Inaccessible gorges and high relief energy once made mountains unsuitable for easy transport systems. But in the last century, these factors turned out to be major opportunities in terms of hydropower generation. A recent Internet search on dams in mountains conducted by Albrecht Ehrensperger of CDE for the Mountain Agenda turned up a detailed record of nearly 2,000 dams worldwide. Location on a global Digital Terrain Model (DTM) shows that more than 50% are located in regions defined as mountainous areas. The Mountain Agenda's forthcoming Commission on Sustainable Development (CDS) publication will discuss dams as a major economic issue in most mountain regions of the world.

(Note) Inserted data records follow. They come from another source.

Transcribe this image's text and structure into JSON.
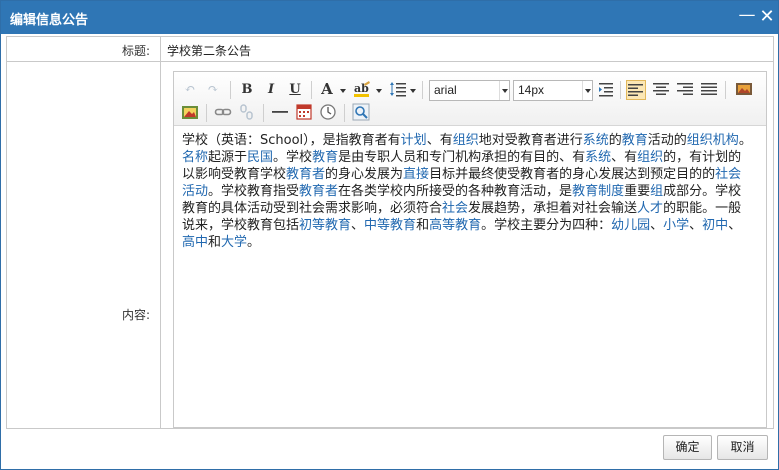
{
  "dialog": {
    "title": "编辑信息公告",
    "minimize_icon": "minimize-icon",
    "close_icon": "close-icon"
  },
  "form": {
    "title_label": "标题:",
    "title_value": "学校第二条公告",
    "content_label": "内容:"
  },
  "editor": {
    "toolbar": {
      "font_family": "arial",
      "font_size": "14px",
      "icons": [
        "undo-icon",
        "redo-icon",
        "bold-icon",
        "italic-icon",
        "underline-icon",
        "font-color-icon",
        "highlight-icon",
        "line-height-icon",
        "font-family-select",
        "font-size-select",
        "indent-icon",
        "align-left-icon",
        "align-center-icon",
        "align-right-icon",
        "justify-icon",
        "image-icon",
        "insert-image-icon",
        "link-icon",
        "unlink-icon",
        "horizontal-rule-icon",
        "date-icon",
        "time-icon",
        "preview-icon"
      ],
      "bold": "B",
      "italic": "I",
      "underline": "U",
      "font_color": "A"
    },
    "content": [
      {
        "t": "学校（英语：School），是指教育者有"
      },
      {
        "t": "计划",
        "link": true
      },
      {
        "t": "、有"
      },
      {
        "t": "组织",
        "link": true
      },
      {
        "t": "地对受教育者进行"
      },
      {
        "t": "系统",
        "link": true
      },
      {
        "t": "的"
      },
      {
        "t": "教育",
        "link": true
      },
      {
        "t": "活动的"
      },
      {
        "t": "组织机构",
        "link": true
      },
      {
        "t": "。"
      },
      {
        "t": "名称",
        "link": true
      },
      {
        "t": "起源于"
      },
      {
        "t": "民国",
        "link": true
      },
      {
        "t": "。学校"
      },
      {
        "t": "教育",
        "link": true
      },
      {
        "t": "是由专职人员和专门机构承担的有目的、有"
      },
      {
        "t": "系统",
        "link": true
      },
      {
        "t": "、有"
      },
      {
        "t": "组织",
        "link": true
      },
      {
        "t": "的，有计划的以影响受教育学校"
      },
      {
        "t": "教育者",
        "link": true
      },
      {
        "t": "的身心发展为"
      },
      {
        "t": "直接",
        "link": true
      },
      {
        "t": "目标并最终使受教育者的身心发展达到预定目的的"
      },
      {
        "t": "社会活动",
        "link": true
      },
      {
        "t": "。学校教育指受"
      },
      {
        "t": "教育者",
        "link": true
      },
      {
        "t": "在各类学校内所接受的各种教育活动，是"
      },
      {
        "t": "教育制度",
        "link": true
      },
      {
        "t": "重要"
      },
      {
        "t": "组",
        "link": true
      },
      {
        "t": "成部分。学校教育的具体活动受到社会需求影响，必须符合"
      },
      {
        "t": "社会",
        "link": true
      },
      {
        "t": "发展趋势，承担着对社会输送"
      },
      {
        "t": "人才",
        "link": true
      },
      {
        "t": "的职能。一般说来，学校教育包括"
      },
      {
        "t": "初等教育",
        "link": true
      },
      {
        "t": "、"
      },
      {
        "t": "中等教育",
        "link": true
      },
      {
        "t": "和"
      },
      {
        "t": "高等教育",
        "link": true
      },
      {
        "t": "。学校主要分为四种："
      },
      {
        "t": "幼儿园",
        "link": true
      },
      {
        "t": "、"
      },
      {
        "t": "小学",
        "link": true
      },
      {
        "t": "、"
      },
      {
        "t": "初中",
        "link": true
      },
      {
        "t": "、"
      },
      {
        "t": "高中",
        "link": true
      },
      {
        "t": "和"
      },
      {
        "t": "大学",
        "link": true
      },
      {
        "t": "。"
      }
    ]
  },
  "buttons": {
    "ok": "确定",
    "cancel": "取消"
  },
  "colors": {
    "titlebar": "#2f76b5",
    "link": "#2168b0"
  }
}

The annual United Nations CSD conference, to be held in New York in April 2001, will address energy and infrastructure as its major focus. We have purposely chosen the same theme in order to demonstrate how important mountain ecoregions are for sustainable development of humankind, offering viable economic opportunities and resources that may be sustainably used—provided that ecological and social factors are taken more seriously.
Several articles in the Development Section of this issue of MRD focus on energy production, especially on hydroelectric power. Although hydropower can have negative ecological impacts, it can be one of the more sustainable and less costly forms of energy production. However, even more sustainable renewable forms of energy can be produced in mountains, including wind energy and, as shown in this issue, solar power.
One big concern remains: who are the beneficiaries of energy produced in mountains? Local inhabitants are rarely among those who make the largest profits. They may obtain electricity at a cheaper price in the vicinity of power plants. The real beneficiaries, however, are towns, cities and the companies—often state-owned—who make the necessary investments. The same applies to reservoirs created to retain runoff for irrigation. The beneficiaries in this case are the downstream land users, the people who process and trade agricultural goods, and, finally, the end users—not mountain populations upstream. In the worst cases, people and livestock have had to leave the areas above newly constructed dams. New forms of benefit sharing are still very rare in energy production. We thus invite our readers to report examples of mountain people truly benefiting from the construction of hydropower plants or irrigation reservoirs—not just at the time of construction, but over longer periods. For further reading on this subject we recommend the World Commission on Dams report entitled ‘Dams and Development’, published in November 2000, and listed in the Mountain Media Section of this issue.
The Research Section also deals with water-related research in mountain areas, be it to create a new mountain typology, deal with questions if impact, discuss tectonic control of fluvial landforms, or assess water erosion and conservation in headwaters.
A final note: starting with our next issue (Vol 21 No 2), MRD will feature a final section entitled “MountainViews”. We invite researchers and development practitioners to comment on articles published so far.